Main Courses of Action in the Serbian Water Sector: An Example From a Transition Country

Milan Dimkić1, Miodrag Milovanović2, Slađana Milojković1, Svetlana Varga1, Slobodan Petković1 and Dejan Dimkić1

 

 

1 Jaroslav Černi Institute for the Development of Water Resources, Jaroslava Černog 80, 11226, Belgrade, Serbia

2 Corresponding author: Fax: +381 11 3906481, E-mail: This e-mail address is being protected from spambots. You need JavaScript enabled to view it

 

 

 

Abstract

Guidelines for defining the main courses of action in the Serbian water sector are presented in the paper; they are based on assessments of the current status of water resources and the water management system, an analysis of socioeconomic circumstances, and the requirements that need to be met in order to upgrade the water sector to a desirable level, within both the local framework and that resulting from potential intensification of EU integration processes. The present paper builds on the previous paper published in Water Research and Management, Volume 1, Number 4: “Sustainable and Adaptive Water Management: Case Study of Water Management in Serbia”, but it focuses on the need to create a suitable system in the water sector, or, in other words, to ensure appropriate social, institutional, economic, infrastructure and other prerequisites for achieving set water sector objectives, and also addresses prioritizing.

Keywords: water management, transition countries, climate change, Serbia

 

 

Introduction

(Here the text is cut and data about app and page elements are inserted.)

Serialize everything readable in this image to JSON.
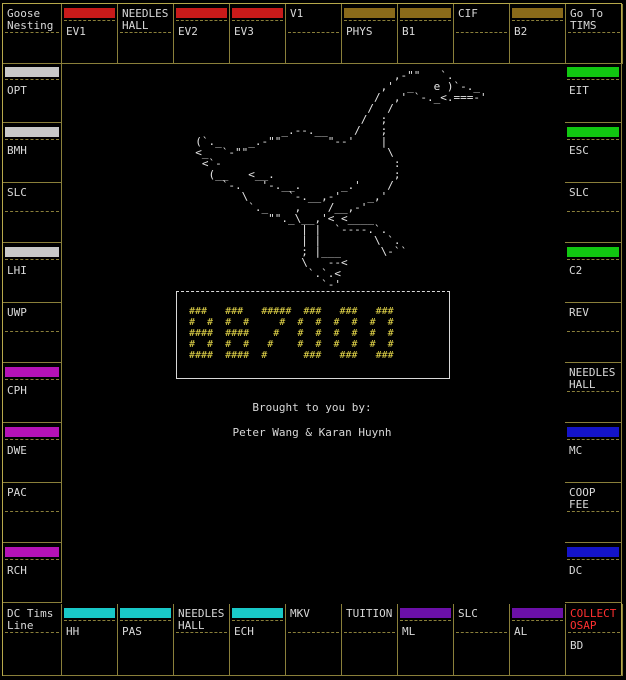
{
  "colors": {
    "red": "#c81a1a",
    "gold": "#8a6a1a",
    "gray": "#c8c8c8",
    "green": "#11c711",
    "magenta": "#b512b5",
    "blue": "#1414c8",
    "cyan": "#19c8c8",
    "purple": "#6b10a8"
  },
  "top_row": [
    {
      "label": "Goose\nNesting",
      "color": null
    },
    {
      "label": "EV1",
      "color": "red"
    },
    {
      "label": "NEEDLES\nHALL",
      "color": null
    },
    {
      "label": "EV2",
      "color": "red"
    },
    {
      "label": "EV3",
      "color": "red"
    },
    {
      "label": "V1",
      "color": null
    },
    {
      "label": "PHYS",
      "color": "gold"
    },
    {
      "label": "B1",
      "color": "gold"
    },
    {
      "label": "CIF",
      "color": null
    },
    {
      "label": "B2",
      "color": "gold"
    },
    {
      "label": "Go To\nTIMS",
      "color": null
    }
  ],
  "left_col": [
    {
      "label": "OPT",
      "color": "gray"
    },
    {
      "label": "BMH",
      "color": "gray"
    },
    {
      "label": "SLC",
      "color": null
    },
    {
      "label": "LHI",
      "color": "gray"
    },
    {
      "label": "UWP",
      "color": null
    },
    {
      "label": "CPH",
      "color": "magenta"
    },
    {
      "label": "DWE",
      "color": "magenta"
    },
    {
      "label": "PAC",
      "color": null
    },
    {
      "label": "RCH",
      "color": "magenta"
    }
  ],
  "right_col": [
    {
      "label": "EIT",
      "color": "green"
    },
    {
      "label": "ESC",
      "color": "green"
    },
    {
      "label": "SLC",
      "color": null
    },
    {
      "label": "C2",
      "color": "green"
    },
    {
      "label": "REV",
      "color": null
    },
    {
      "label": "NEEDLES\nHALL",
      "color": null
    },
    {
      "label": "MC",
      "color": "blue"
    },
    {
      "label": "COOP\nFEE",
      "color": null
    },
    {
      "label": "DC",
      "color": "blue"
    }
  ],
  "bottom_row": [
    {
      "label": "DC Tims\nLine",
      "color": null
    },
    {
      "label": "HH",
      "color": "cyan"
    },
    {
      "label": "PAS",
      "color": "cyan"
    },
    {
      "label": "NEEDLES\nHALL",
      "color": null
    },
    {
      "label": "ECH",
      "color": "cyan"
    },
    {
      "label": "MKV",
      "color": null
    },
    {
      "label": "TUITION",
      "color": null
    },
    {
      "label": "ML",
      "color": "purple"
    },
    {
      "label": "SLC",
      "color": null
    },
    {
      "label": "AL",
      "color": "purple"
    },
    {
      "label": "COLLECT\nOSAP",
      "color": null
    }
  ],
  "bottom_corner_extra": "BD",
  "goose_art": "                                ,-\"\"   `.\n                              ,'  _   e )`-._\n                             /  ,' `-._<.===-'\n                            /  /\n                           /  ;\n               _.--.__    /   ;\n  (`._    _.-\"\"       \"--'    |\n  <_  `-\"\"                     \\\n   <`-                          :\n    (__   <__.                  ;\n      `-.   '-.__.      _.'    /\n         \\      `-.__,-'    _,'\n          `._    ,    /__,-'\n             \"\"._\\__,'< <____\n                  | |  `----.`.\n                  | |        \\ `.\n                  ; |___      \\-``\n                  \\   --<\n                   `.`.<\n                     `-'",
  "logo_art": "###   ###   #####  ###   ###   ###\n#  #  #  #     #  #  #  #  #  #  #\n####  ####    #   #  #  #  #  #  #\n#  #  #  #   #    #  #  #  #  #  #\n####  ####  #      ###   ###   ###",
  "credits": {
    "line1": "Brought to you by:",
    "line2": "Peter Wang & Karan Huynh"
  }
}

Increasing attention is being paid to water resources throughout the world, primarily due to pressures brought about by population growth but also in light of projected climate change impacts. Global economic trends are also shifting, rendering the support to water sector advancement rather complex, both in countries that need assistance and those that are able to provide it.

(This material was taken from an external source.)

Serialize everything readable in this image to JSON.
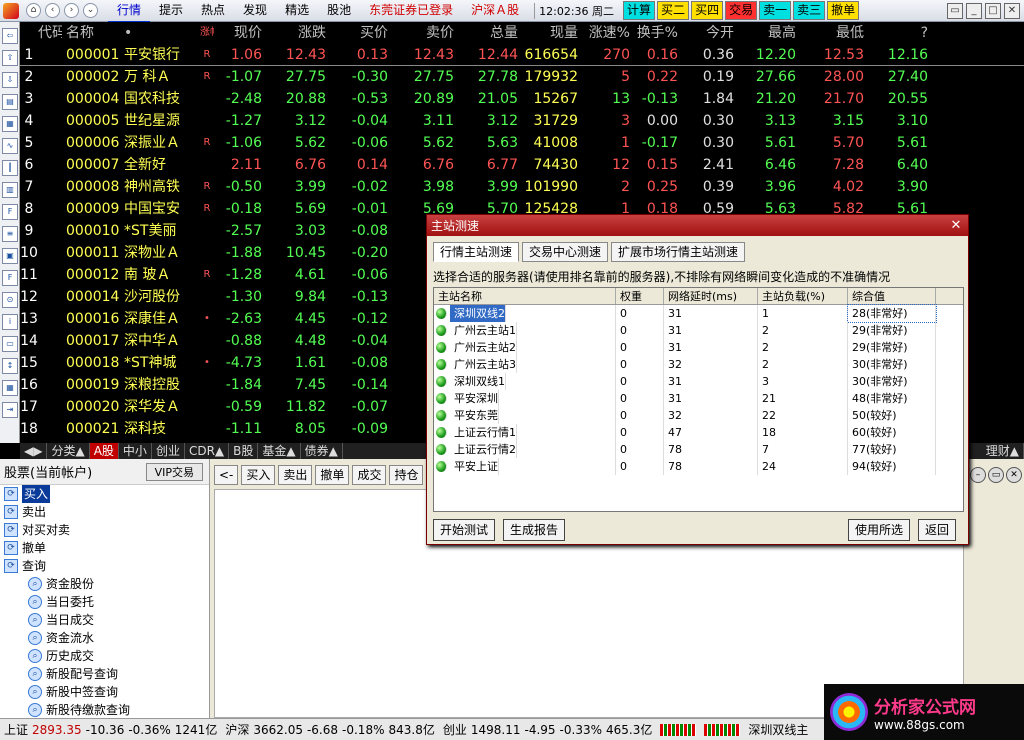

On the other hand, the stereotype has often been to make water management uniform and propose the same solutions and guidelines for essentially different countries, river basins and regions.

There are different types of transition countries at this time, ranging from those on the verge of acquiring the status of rich countries to those that are extremely poor. Also, some of the countries have abundant water resources, while others are forced to cope with scarcity or the threat of scarcity due to potential climate change.

Despite worldwide efforts during the past several decades, many countries in Africa and some countries in Asia still suffer from water deficits and even more so from a lack of basic sanitation. Richer transition countries have largely resolved water supply and basic sanitation issues, but they strive to achieve higher standards that are required or expected today.

When we speak of resolving these issues, we often focus on what needs to be done and not as much on how it should be done. Problems are often tackled on a case-by-case basis and addressed by means of loans, grants, concessions and the like. However, the effectiveness of such an approach is highly dubious, given that the countries that receive assistance are often unprepared to sustain and improve such a system.

Therefore, apart from goals such as the United Nations Millennium Development Goals (MDGs), objectives should be set for advancing national water management systems (institutional and socioeconomic), in order to solve these problems more efficiently on a global scale.